Data excerpts:
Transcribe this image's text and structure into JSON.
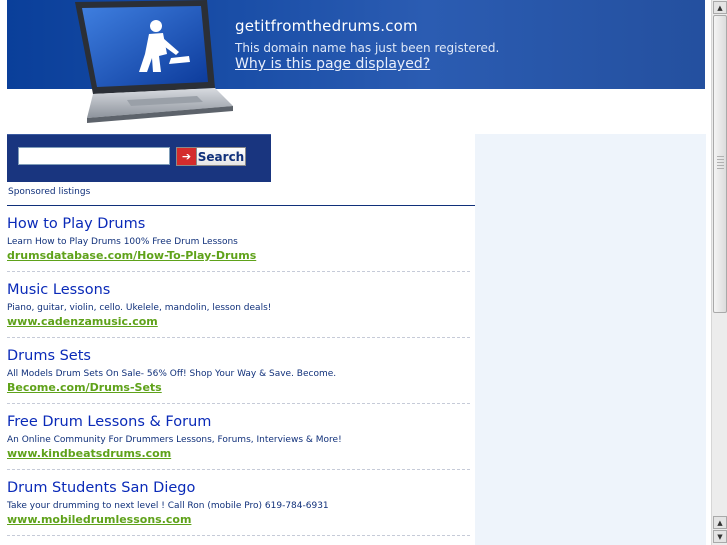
{
  "header": {
    "domain": "getitfromthedrums.com",
    "registered_text": "This domain name has just been registered.",
    "why_link": "Why is this page displayed?"
  },
  "search": {
    "value": "",
    "placeholder": "",
    "button_label": "Search"
  },
  "sponsored_label": "Sponsored listings",
  "listings": [
    {
      "title": "How to Play Drums",
      "description": "Learn How to Play Drums 100% Free Drum Lessons",
      "url": "drumsdatabase.com/How-To-Play-Drums"
    },
    {
      "title": "Music Lessons",
      "description": "Piano, guitar, violin, cello. Ukelele, mandolin, lesson deals!",
      "url": "www.cadenzamusic.com"
    },
    {
      "title": "Drums Sets",
      "description": "All Models Drum Sets On Sale- 56% Off! Shop Your Way & Save. Become.",
      "url": "Become.com/Drums-Sets"
    },
    {
      "title": "Free Drum Lessons & Forum",
      "description": "An Online Community For Drummers Lessons, Forums, Interviews & More!",
      "url": "www.kindbeatsdrums.com"
    },
    {
      "title": "Drum Students San Diego",
      "description": "Take your drumming to next level ! Call Ron (mobile Pro) 619-784-6931",
      "url": "www.mobiledrumlessons.com"
    }
  ],
  "icons": {
    "laptop": "laptop-construction-icon",
    "search_arrow": "arrow-right-icon"
  },
  "colors": {
    "header_blue": "#1b4fa8",
    "search_box_blue": "#19357f",
    "title_blue": "#0a2ab8",
    "url_green": "#5fa21a",
    "search_red": "#d42c2c",
    "right_panel": "#eef4fb"
  }
}
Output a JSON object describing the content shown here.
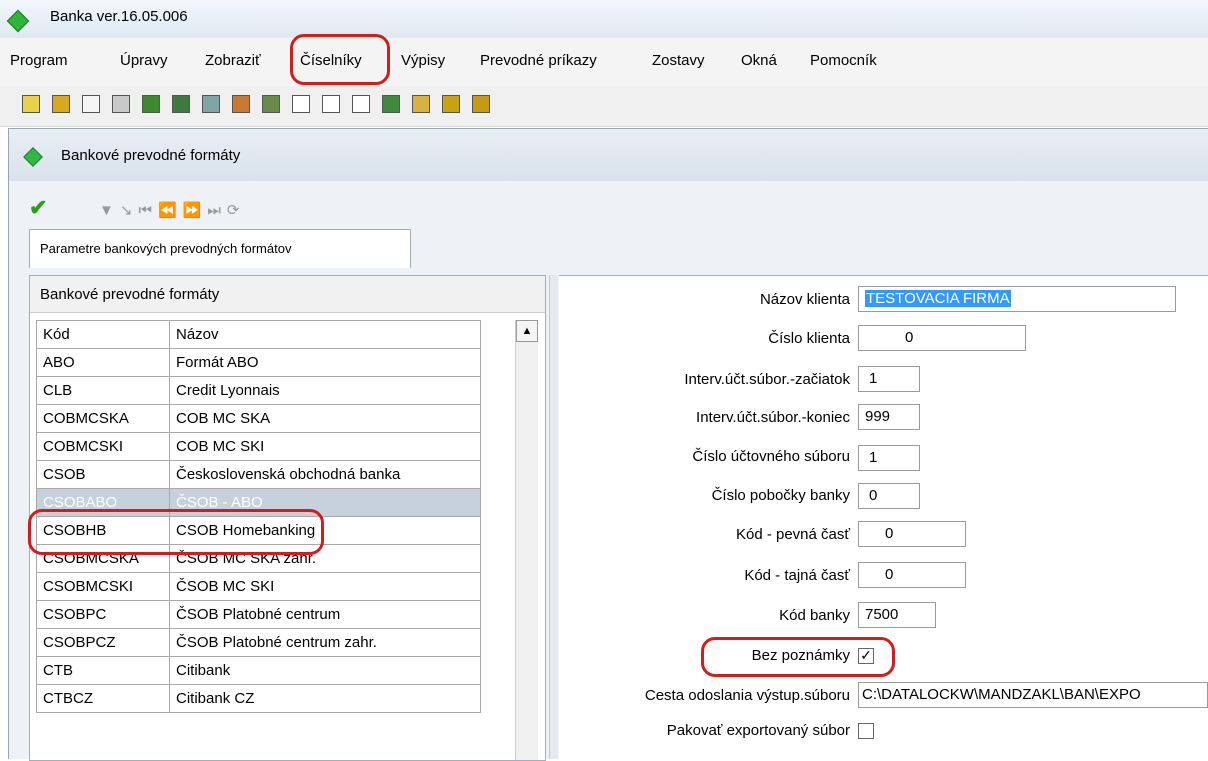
{
  "window": {
    "title": "Banka ver.16.05.006"
  },
  "menu": [
    "Program",
    "Úpravy",
    "Zobraziť",
    "Číselníky",
    "Výpisy",
    "Prevodné príkazy",
    "Zostavy",
    "Okná",
    "Pomocník"
  ],
  "child": {
    "title": "Bankové prevodné formáty",
    "tab": "Parametre bankových prevodných formátov"
  },
  "left": {
    "header": "Bankové prevodné formáty",
    "columns": [
      "Kód",
      "Názov"
    ],
    "rows": [
      {
        "code": "ABO",
        "name": "Formát ABO"
      },
      {
        "code": "CLB",
        "name": "Credit Lyonnais"
      },
      {
        "code": "COBMCSKA",
        "name": "COB MC SKA"
      },
      {
        "code": "COBMCSKI",
        "name": "COB MC SKI"
      },
      {
        "code": "CSOB",
        "name": "Československá obchodná banka"
      },
      {
        "code": "CSOBABO",
        "name": "ČSOB - ABO"
      },
      {
        "code": "CSOBHB",
        "name": "CSOB Homebanking"
      },
      {
        "code": "CSOBMCSKA",
        "name": "ČSOB MC SKA zahr."
      },
      {
        "code": "CSOBMCSKI",
        "name": "ČSOB MC SKI"
      },
      {
        "code": "CSOBPC",
        "name": "ČSOB Platobné centrum"
      },
      {
        "code": "CSOBPCZ",
        "name": "ČSOB Platobné centrum zahr."
      },
      {
        "code": "CTB",
        "name": "Citibank"
      },
      {
        "code": "CTBCZ",
        "name": "Citibank CZ"
      }
    ]
  },
  "form": {
    "nazov_klienta": {
      "label": "Názov klienta",
      "value": "TESTOVACIA FIRMA"
    },
    "cislo_klienta": {
      "label": "Číslo klienta",
      "value": "0"
    },
    "interv_zac": {
      "label": "Interv.účt.súbor.-začiatok",
      "value": "1"
    },
    "interv_kon": {
      "label": "Interv.účt.súbor.-koniec",
      "value": "999"
    },
    "cislo_uct": {
      "label": "Číslo účtovného súboru",
      "value": "1"
    },
    "pobocka": {
      "label": "Číslo pobočky banky",
      "value": "0"
    },
    "kod_pevna": {
      "label": "Kód - pevná časť",
      "value": "0"
    },
    "kod_tajna": {
      "label": "Kód - tajná časť",
      "value": "0"
    },
    "kod_banky": {
      "label": "Kód banky",
      "value": "7500"
    },
    "bez_poznamky": {
      "label": "Bez poznámky",
      "checked": "✓"
    },
    "cesta": {
      "label": "Cesta odoslania výstup.súboru",
      "value": "C:\\DATALOCKW\\MANDZAKL\\BAN\\EXPO"
    },
    "pakovat": {
      "label": "Pakovať exportovaný súbor"
    }
  }
}
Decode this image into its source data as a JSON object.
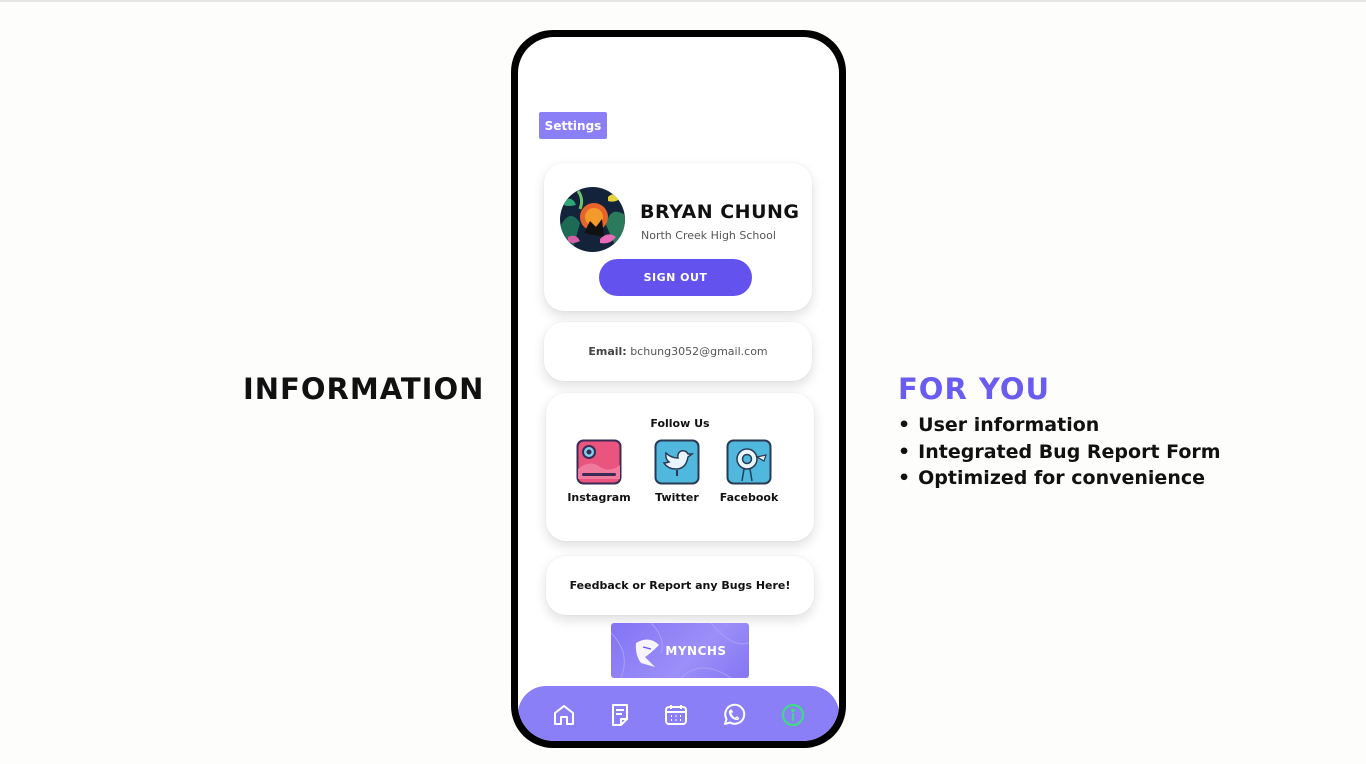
{
  "slide": {
    "left_heading": "INFORMATION",
    "right_heading": "FOR YOU",
    "bullets": [
      "User information",
      "Integrated Bug Report Form",
      "Optimized for convenience"
    ]
  },
  "app": {
    "settings_label": "Settings",
    "profile": {
      "name": "BRYAN CHUNG",
      "school": "North Creek High School",
      "signout_label": "SIGN OUT"
    },
    "email": {
      "label": "Email:",
      "value": "bchung3052@gmail.com"
    },
    "follow": {
      "title": "Follow Us",
      "items": [
        {
          "label": "Instagram",
          "icon": "instagram-icon"
        },
        {
          "label": "Twitter",
          "icon": "twitter-icon"
        },
        {
          "label": "Facebook",
          "icon": "facebook-icon"
        }
      ]
    },
    "feedback_label": "Feedback or Report any Bugs Here!",
    "logo_text": "MYNCHS",
    "nav": [
      "home-icon",
      "document-icon",
      "calendar-icon",
      "whatsapp-icon",
      "info-icon"
    ],
    "colors": {
      "accent": "#6452ee",
      "nav_bg": "#8b7ff8",
      "active": "#3ddc84"
    }
  }
}
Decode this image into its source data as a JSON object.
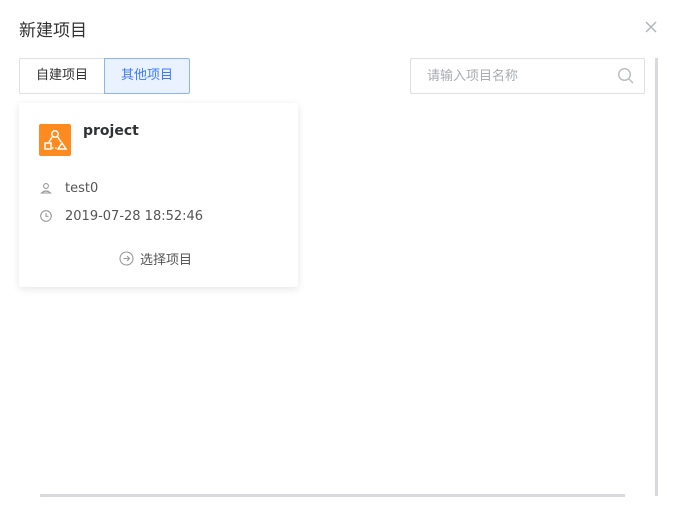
{
  "dialog": {
    "title": "新建项目"
  },
  "tabs": [
    {
      "label": "自建项目",
      "active": false
    },
    {
      "label": "其他项目",
      "active": true
    }
  ],
  "search": {
    "placeholder": "请输入项目名称",
    "value": ""
  },
  "project_card": {
    "name": "project",
    "owner": "test0",
    "created_at": "2019-07-28 18:52:46",
    "select_label": "选择项目",
    "logo_color": "#ff8a1f"
  },
  "colors": {
    "accent": "#3e7bfa",
    "accent_bg": "#eaf2ff",
    "border": "#dcdfe6"
  },
  "icons": {
    "close": "close-icon",
    "search": "search-icon",
    "project_logo": "project-logo-icon",
    "user": "user-icon",
    "clock": "clock-icon",
    "select": "arrow-circle-right-icon"
  }
}
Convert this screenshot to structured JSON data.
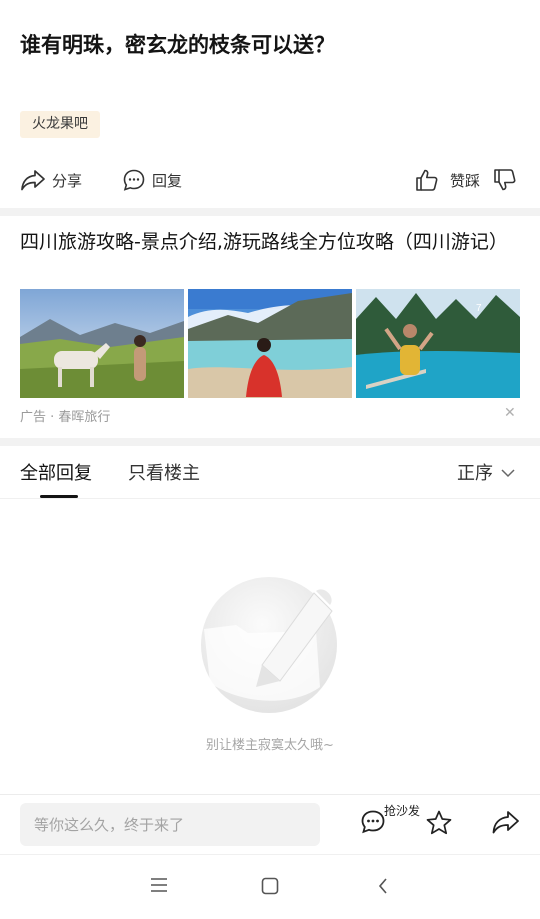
{
  "post": {
    "title": "谁有明珠，密玄龙的枝条可以送？",
    "tag": "火龙果吧"
  },
  "actions": {
    "share_label": "分享",
    "reply_label": "回复",
    "like_label": "赞踩"
  },
  "ad": {
    "title": "四川旅游攻略-景点介绍,游玩路线全方位攻略（四川游记）",
    "meta": "广告 · 春晖旅行",
    "close_glyph": "✕"
  },
  "tabs": {
    "all_label": "全部回复",
    "owner_label": "只看楼主",
    "sort_label": "正序"
  },
  "empty_state": {
    "text": "别让楼主寂寞太久哦~"
  },
  "bottom_bar": {
    "input_placeholder": "等你这么久，终于来了",
    "sofa_label": "抢沙发"
  },
  "icons": {
    "share": "share-icon",
    "reply": "comment-icon",
    "like": "thumb-up-icon",
    "dislike": "thumb-down-icon",
    "sort": "chevron-down-icon",
    "close": "close-icon",
    "star": "star-icon",
    "menu": "menu-icon",
    "home": "home-icon",
    "back": "back-icon"
  }
}
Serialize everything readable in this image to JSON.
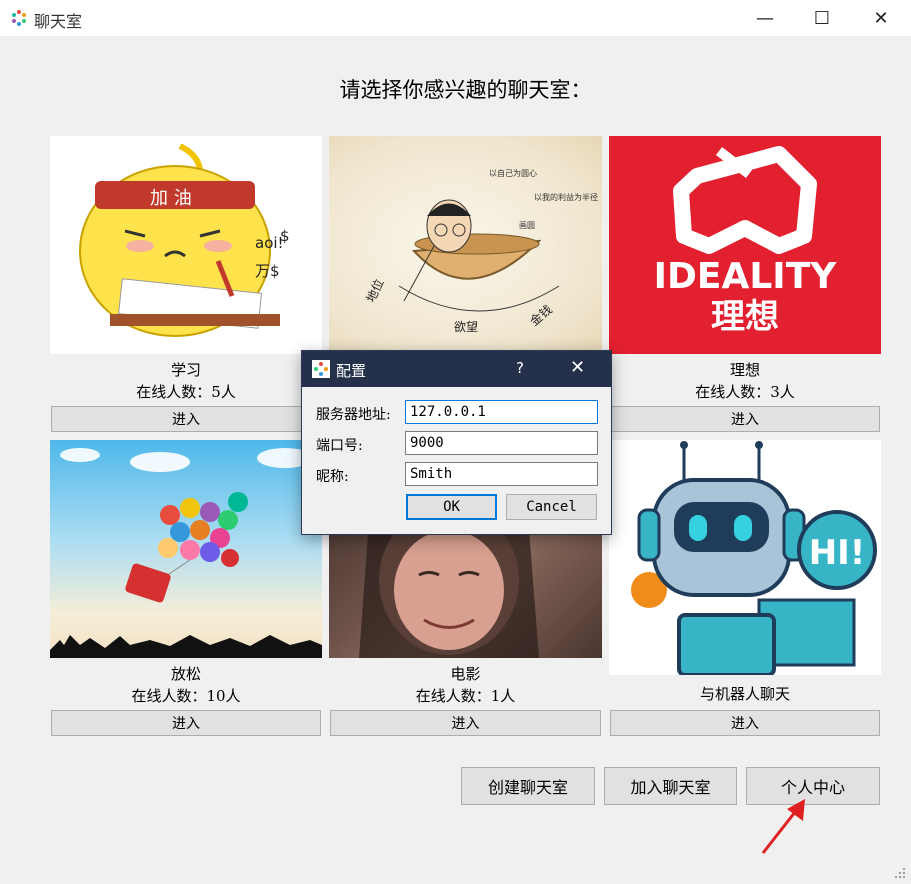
{
  "window": {
    "title": "聊天室",
    "minimize": "—",
    "maximize": "☐",
    "close": "✕"
  },
  "heading": "请选择你感兴趣的聊天室：",
  "rooms": [
    {
      "name": "学习",
      "online": "在线人数：5人",
      "enter": "进入",
      "image_text": [
        "加 油",
        "aoi!",
        "万$",
        "$"
      ]
    },
    {
      "name": "",
      "online": "",
      "enter": "",
      "image_text": [
        "以自己为圆心",
        "以我的利益为半径",
        "画圆",
        "地位",
        "欲望",
        "金钱"
      ]
    },
    {
      "name": "理想",
      "online": "在线人数：3人",
      "enter": "进入",
      "image_text": [
        "IDEALITY",
        "理想"
      ]
    },
    {
      "name": "放松",
      "online": "在线人数：10人",
      "enter": "进入"
    },
    {
      "name": "电影",
      "online": "在线人数：1人",
      "enter": "进入"
    },
    {
      "name": "与机器人聊天",
      "online": "",
      "enter": "进入",
      "image_text": [
        "HI!"
      ]
    }
  ],
  "actions": {
    "create": "创建聊天室",
    "join": "加入聊天室",
    "profile": "个人中心"
  },
  "dialog": {
    "title": "配置",
    "help": "?",
    "close": "✕",
    "server_label": "服务器地址:",
    "server_value": "127.0.0.1",
    "port_label": "端口号:",
    "port_value": "9000",
    "nick_label": "昵称:",
    "nick_value": "Smith",
    "ok": "OK",
    "cancel": "Cancel"
  },
  "colors": {
    "dialog_title_bg": "#25304b",
    "focus_blue": "#0078d7",
    "ideality_red": "#e2202f",
    "arrow_red": "#e02020"
  }
}
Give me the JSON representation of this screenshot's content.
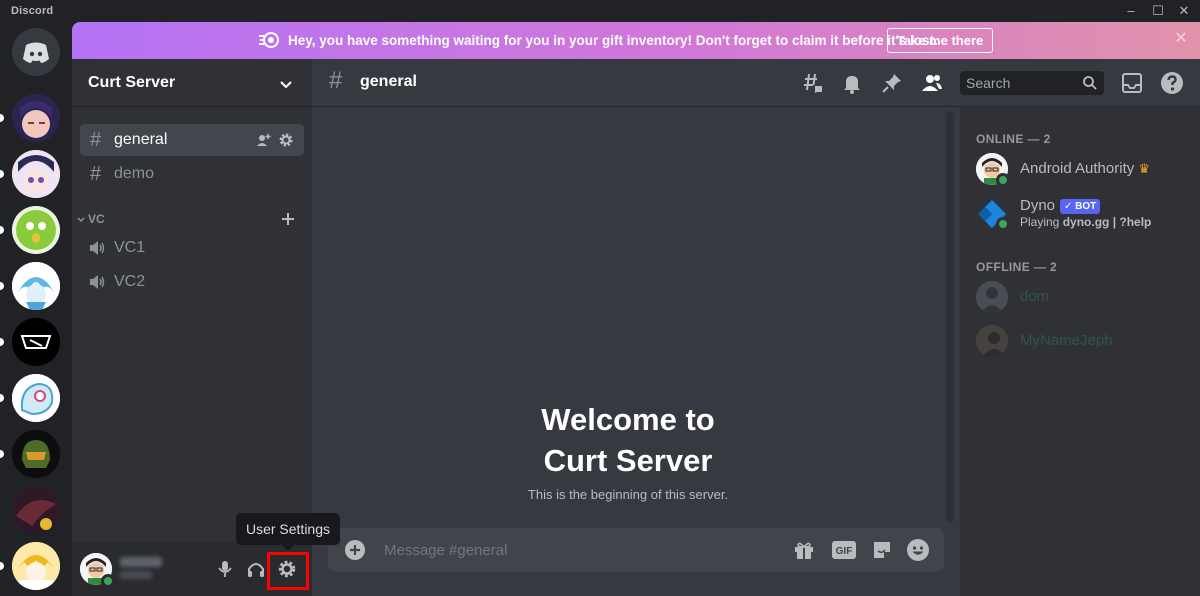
{
  "window": {
    "app_name": "Discord",
    "controls": [
      "–",
      "☐",
      "✕"
    ]
  },
  "banner": {
    "text": "Hey, you have something waiting for you in your gift inventory! Don't forget to claim it before it's lost.",
    "button": "Take me there",
    "close": "✕",
    "colors": [
      "#b473f5",
      "#e292aa"
    ]
  },
  "server": {
    "name": "Curt Server"
  },
  "channels": {
    "text": [
      {
        "name": "general",
        "active": true
      },
      {
        "name": "demo",
        "active": false
      }
    ],
    "category": "VC",
    "voice": [
      {
        "name": "VC1"
      },
      {
        "name": "VC2"
      }
    ]
  },
  "header": {
    "channel": "general",
    "search_placeholder": "Search"
  },
  "welcome": {
    "line1": "Welcome to",
    "line2": "Curt Server",
    "subtitle": "This is the beginning of this server."
  },
  "composer": {
    "placeholder": "Message #general",
    "gif_label": "GIF"
  },
  "tooltip": "User Settings",
  "members": {
    "online_header": "ONLINE — 2",
    "offline_header": "OFFLINE — 2",
    "online": [
      {
        "name": "Android Authority",
        "crown": "♛"
      },
      {
        "name": "Dyno",
        "tag": "✓ BOT",
        "activity_prefix": "Playing ",
        "activity": "dyno.gg | ?help"
      }
    ],
    "offline": [
      {
        "name": "dom"
      },
      {
        "name": "MyNameJeph"
      }
    ]
  },
  "colors": {
    "accent": "#5865f2",
    "online": "#3ba55d",
    "offline_name": "#2d6a4f",
    "highlight": "#ff0000"
  }
}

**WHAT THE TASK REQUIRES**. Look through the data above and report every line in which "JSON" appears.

**SOLUTION**.
Transcribe this image's text and structure into JSON.
Output a JSON object describing the content shown here.
Decode this image into its source data as a JSON object.
Decode this image into its source data as a JSON object.
Convert this screenshot to structured JSON data.
Serialize everything readable in this image to JSON.
Give me the JSON representation of this screenshot's content.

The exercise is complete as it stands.